*Exercise directions*. Restate the listing below word for word; no picture is to be carried over.

*Excerpted data*.
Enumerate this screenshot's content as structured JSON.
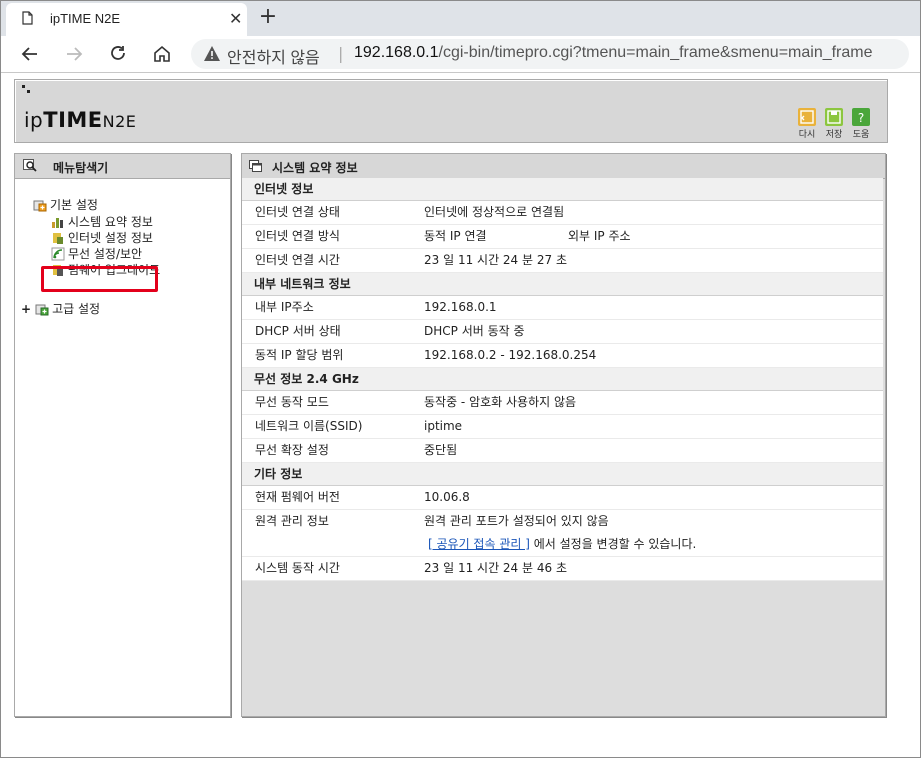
{
  "browser": {
    "tab_title": "ipTIME N2E",
    "close_tab": "✕",
    "new_tab": "+",
    "security_warning": "안전하지 않음",
    "address_separator": "|",
    "url_host": "192.168.0.1",
    "url_path": "/cgi-bin/timepro.cgi?tmenu=main_frame&smenu=main_frame",
    "nav_icons": [
      "back-icon",
      "forward-icon",
      "reload-icon",
      "home-icon"
    ]
  },
  "header": {
    "logo_ip": "ip",
    "logo_time": "TIME",
    "logo_model": "N2E",
    "buttons": [
      {
        "label": "다시",
        "color": "#e9b23b"
      },
      {
        "label": "저장",
        "color": "#8cc63f"
      },
      {
        "label": "도움",
        "color": "#4aa63a"
      }
    ]
  },
  "left_panel": {
    "title": "메뉴탐색기",
    "basic": "기본 설정",
    "basic_items": [
      "시스템 요약 정보",
      "인터넷 설정 정보",
      "무선 설정/보안",
      "펌웨어 업그레이드"
    ],
    "advanced_toggle": "+",
    "advanced": "고급 설정",
    "highlight_color": "#e3001b"
  },
  "right_panel": {
    "title": "시스템 요약 정보",
    "sections": {
      "internet": {
        "title": "인터넷 정보",
        "rows": [
          {
            "k": "인터넷 연결 상태",
            "v": "인터넷에 정상적으로 연결됨"
          },
          {
            "k": "인터넷 연결 방식",
            "v": "동적 IP 연결",
            "v2": "외부 IP 주소"
          },
          {
            "k": "인터넷 연결 시간",
            "v": "23 일 11 시간 24 분 27 초"
          }
        ]
      },
      "lan": {
        "title": "내부 네트워크 정보",
        "rows": [
          {
            "k": "내부 IP주소",
            "v": "192.168.0.1"
          },
          {
            "k": "DHCP 서버 상태",
            "v": "DHCP 서버 동작 중"
          },
          {
            "k": "동적 IP 할당 범위",
            "v": "192.168.0.2 -  192.168.0.254"
          }
        ]
      },
      "wireless": {
        "title": "무선 정보 2.4 GHz",
        "rows": [
          {
            "k": "무선 동작 모드",
            "v": "동작중 - 암호화 사용하지 않음"
          },
          {
            "k": "네트워크 이름(SSID)",
            "v": "iptime"
          },
          {
            "k": "무선 확장 설정",
            "v": "중단됨"
          }
        ]
      },
      "etc": {
        "title": "기타 정보",
        "firmware_k": "현재 펌웨어 버전",
        "firmware_v": "10.06.8",
        "remote_k": "원격 관리 정보",
        "remote_v": "원격 관리 포트가 설정되어 있지 않음",
        "remote_link": "[ 공유기 접속 관리 ]",
        "remote_link_suffix": " 에서 설정을 변경할 수 있습니다.",
        "uptime_k": "시스템 동작 시간",
        "uptime_v": "23 일 11 시간 24 분 46 초"
      }
    }
  }
}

*Solution for this exercise*.
Enumerate this screenshot's content as structured JSON.
{
  "browser": {
    "tab_title": "ipTIME N2E",
    "close_tab": "✕",
    "new_tab": "+",
    "security_warning": "안전하지 않음",
    "address_separator": "|",
    "url_host": "192.168.0.1",
    "url_path": "/cgi-bin/timepro.cgi?tmenu=main_frame&smenu=main_frame",
    "nav_icons": [
      "back-icon",
      "forward-icon",
      "reload-icon",
      "home-icon"
    ]
  },
  "header": {
    "logo_ip": "ip",
    "logo_time": "TIME",
    "logo_model": "N2E",
    "buttons": [
      {
        "label": "다시",
        "color": "#e9b23b"
      },
      {
        "label": "저장",
        "color": "#8cc63f"
      },
      {
        "label": "도움",
        "color": "#4aa63a"
      }
    ]
  },
  "left_panel": {
    "title": "메뉴탐색기",
    "basic": "기본 설정",
    "basic_items": [
      "시스템 요약 정보",
      "인터넷 설정 정보",
      "무선 설정/보안",
      "펌웨어 업그레이드"
    ],
    "advanced_toggle": "+",
    "advanced": "고급 설정",
    "highlight_color": "#e3001b"
  },
  "right_panel": {
    "title": "시스템 요약 정보",
    "sections": {
      "internet": {
        "title": "인터넷 정보",
        "rows": [
          {
            "k": "인터넷 연결 상태",
            "v": "인터넷에 정상적으로 연결됨"
          },
          {
            "k": "인터넷 연결 방식",
            "v": "동적 IP 연결",
            "v2": "외부 IP 주소"
          },
          {
            "k": "인터넷 연결 시간",
            "v": "23 일 11 시간 24 분 27 초"
          }
        ]
      },
      "lan": {
        "title": "내부 네트워크 정보",
        "rows": [
          {
            "k": "내부 IP주소",
            "v": "192.168.0.1"
          },
          {
            "k": "DHCP 서버 상태",
            "v": "DHCP 서버 동작 중"
          },
          {
            "k": "동적 IP 할당 범위",
            "v": "192.168.0.2 -  192.168.0.254"
          }
        ]
      },
      "wireless": {
        "title": "무선 정보 2.4 GHz",
        "rows": [
          {
            "k": "무선 동작 모드",
            "v": "동작중 - 암호화 사용하지 않음"
          },
          {
            "k": "네트워크 이름(SSID)",
            "v": "iptime"
          },
          {
            "k": "무선 확장 설정",
            "v": "중단됨"
          }
        ]
      },
      "etc": {
        "title": "기타 정보",
        "firmware_k": "현재 펌웨어 버전",
        "firmware_v": "10.06.8",
        "remote_k": "원격 관리 정보",
        "remote_v": "원격 관리 포트가 설정되어 있지 않음",
        "remote_link": "[ 공유기 접속 관리 ]",
        "remote_link_suffix": " 에서 설정을 변경할 수 있습니다.",
        "uptime_k": "시스템 동작 시간",
        "uptime_v": "23 일 11 시간 24 분 46 초"
      }
    }
  }
}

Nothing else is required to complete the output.